Multiple socioeconomic factors have to be taken into account when trying to figure out this matter, such as poverty rates and an overall lack of opportunities for black demographics. A study performed in 2020 by the National School Boards Association concludes the following about African- Americans in education, “We tried hard to find a significant improvement for Black students in the Condition of Education 2020. Yet, what the data demonstrate is disappointing and discouraging.” The poverty rate is still the highest for Black students. Furthermore, according to an article by The Guardian, “Four out of five black students take out loans to go to college. They are also the most likely to hold the most debt – with an average debt burden of $28,692 as compared to $24,742 for white students, according to a 2012 report by the Center for American Progress.” This means that seeking higher education to “get out of poverty” might not be the most viable option for black demographics.
The following are multiple points concluded by studies and research made in 2020 by the Center for American Progress regarding black students and eduaction. “A lack of internet access at home has become a barrier for Black students to learn… A high percentage of Black students attend high-poverty schools… The disproportion between Black students and Black teachers has not been improved… The achievement gap between Black and white students has not been closed… The school dropout rate keeps high among Black students. Graduation rates and college enrollment rates remain low among Black students.” The evidence above suggests systematic inequality and lack of opportunities for black kids is still prevalent and is a factor that affects their professional life later on.

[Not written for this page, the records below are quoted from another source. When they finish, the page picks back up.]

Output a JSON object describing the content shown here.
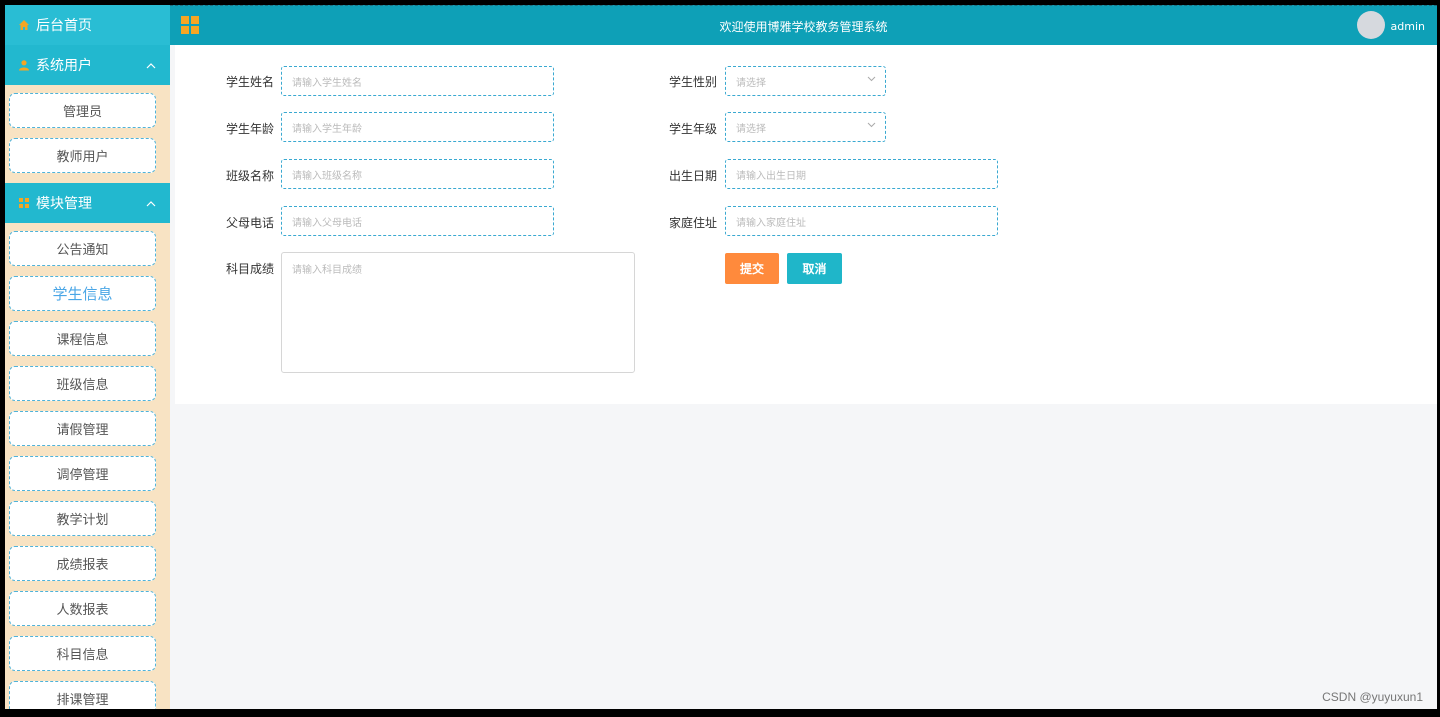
{
  "topbar": {
    "title": "欢迎使用博雅学校教务管理系统",
    "username": "admin"
  },
  "sidebar": {
    "home": "后台首页",
    "groups": [
      {
        "label": "系统用户",
        "items": [
          "管理员",
          "教师用户"
        ]
      },
      {
        "label": "模块管理",
        "items": [
          "公告通知",
          "学生信息",
          "课程信息",
          "班级信息",
          "请假管理",
          "调停管理",
          "教学计划",
          "成绩报表",
          "人数报表",
          "科目信息",
          "排课管理"
        ]
      }
    ],
    "active_item": "学生信息"
  },
  "form": {
    "name": {
      "label": "学生姓名",
      "placeholder": "请输入学生姓名"
    },
    "gender": {
      "label": "学生性别",
      "placeholder": "请选择"
    },
    "age": {
      "label": "学生年龄",
      "placeholder": "请输入学生年龄"
    },
    "grade": {
      "label": "学生年级",
      "placeholder": "请选择"
    },
    "class": {
      "label": "班级名称",
      "placeholder": "请输入班级名称"
    },
    "birthday": {
      "label": "出生日期",
      "placeholder": "请输入出生日期"
    },
    "parent_phone": {
      "label": "父母电话",
      "placeholder": "请输入父母电话"
    },
    "address": {
      "label": "家庭住址",
      "placeholder": "请输入家庭住址"
    },
    "scores": {
      "label": "科目成绩",
      "placeholder": "请输入科目成绩"
    },
    "submit_label": "提交",
    "cancel_label": "取消"
  },
  "watermark": "CSDN @yuyuxun1",
  "colors": {
    "sidebar_bg": "#f8e3c3",
    "menu_head": "#22b8cf",
    "topbar": "#0ea0b7",
    "submit": "#ff8a3c",
    "cancel": "#1fb6c9",
    "active_item": "#4aa6e6"
  }
}
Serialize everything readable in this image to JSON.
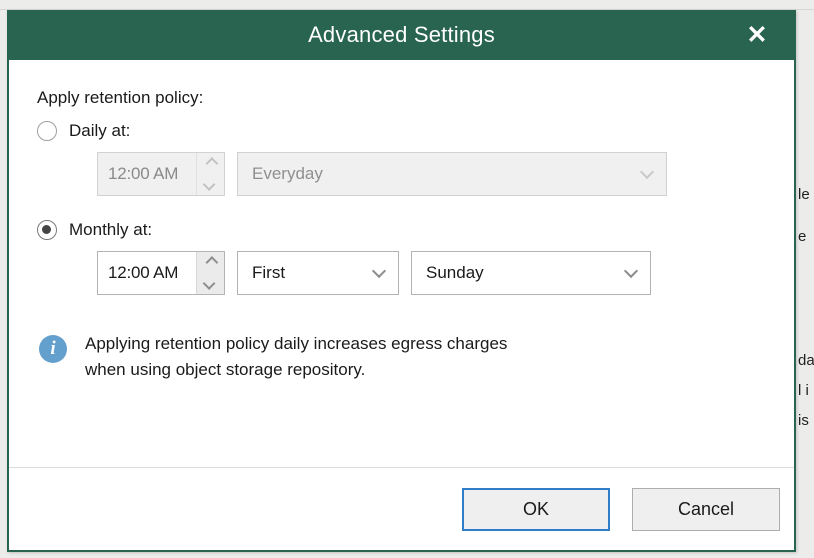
{
  "background": {
    "right_column_fragments": [
      "le",
      "e",
      "da",
      "l i",
      "is"
    ]
  },
  "dialog": {
    "title": "Advanced Settings",
    "close_icon": "close-icon",
    "section_label": "Apply retention policy:",
    "options": [
      {
        "id": "daily",
        "label": "Daily at:",
        "selected": false,
        "enabled": false,
        "time_value": "12:00 AM",
        "schedule_value": "Everyday"
      },
      {
        "id": "monthly",
        "label": "Monthly at:",
        "selected": true,
        "enabled": true,
        "time_value": "12:00 AM",
        "week_value": "First",
        "day_value": "Sunday"
      }
    ],
    "info": {
      "icon": "info-icon",
      "line1": "Applying retention policy daily increases egress charges",
      "line2": "when using object storage repository."
    },
    "footer": {
      "ok_label": "OK",
      "cancel_label": "Cancel"
    }
  },
  "colors": {
    "titlebar": "#28644f",
    "accent_focus": "#2f7cc9",
    "info_icon": "#64a0cd"
  }
}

Also, a study performed by the United States Census Bureau in 2019 shows that “the share of blacks in poverty was 1.8 times greater than their share among the general population.” Just think about how it’s more common to see a black kid “playing ball” at the community park than seeing them attend an ICT class. A basketball is cheaper than a computer, that is why a lack of income is closely related to the overrepresentation of the African-American community in sports. The lack of educational opportunities leaves black kids more time for less money-consuming activities than kids who have access to complete and supplementary extracurricular education and focus their time and energy on things that make them competent to pursue higher education, for example in the tech field.
Just take a moment to read a couple of the most notorious players of the NBA and NFL’s childhood stories to see the pattern of challenging childhoods, some of the most notorious examples are Michael Oher and Colin Kaepernick.
Born into the projects of Akron, Ohio to a teen mom at the age of sixteen, Lebron James had a difficult childhood. His mother struggled to provide for him and neither had a stable home which led him to have to live with a foster family for the most part of his elementary. He was surrounded by bad examples like his mother’s boyfriend who was imprisoned for selling drugs. James missed 100 out of 162 days of school at the age of 8, and sports were an outlet and safer alternative than guns and drugs. Unfortunately, the chances of making sports into a professional career are as little as 1.2 - 1.6% according to the NCAA. So what would’ve happened if Lebron didn’t “get lucky” and the chances were not in his favor? It’s possible he would have succumbed to his violent surroundings and wouldn't be who he is today. This is the sad reality for many young black males who are stigmatized and susceptible to their conditions.
So, black overrepresentation might be a problem when looked at it from this socioeconomic point of view. It seems that people of other races need to be constantly placing African-Americans and minorities in stigmatized groups and boxes. All of the professional players of other races apart from black have also sacrificed many things to get a position in the professional leagues. But this stigma that blacks are “just born” with a talent for sports must be eradicated. The world must look beyond this social construct and provide support and tools for young black people to explore their full academic potential so they can be whatever they choose to be and not what society expects them to.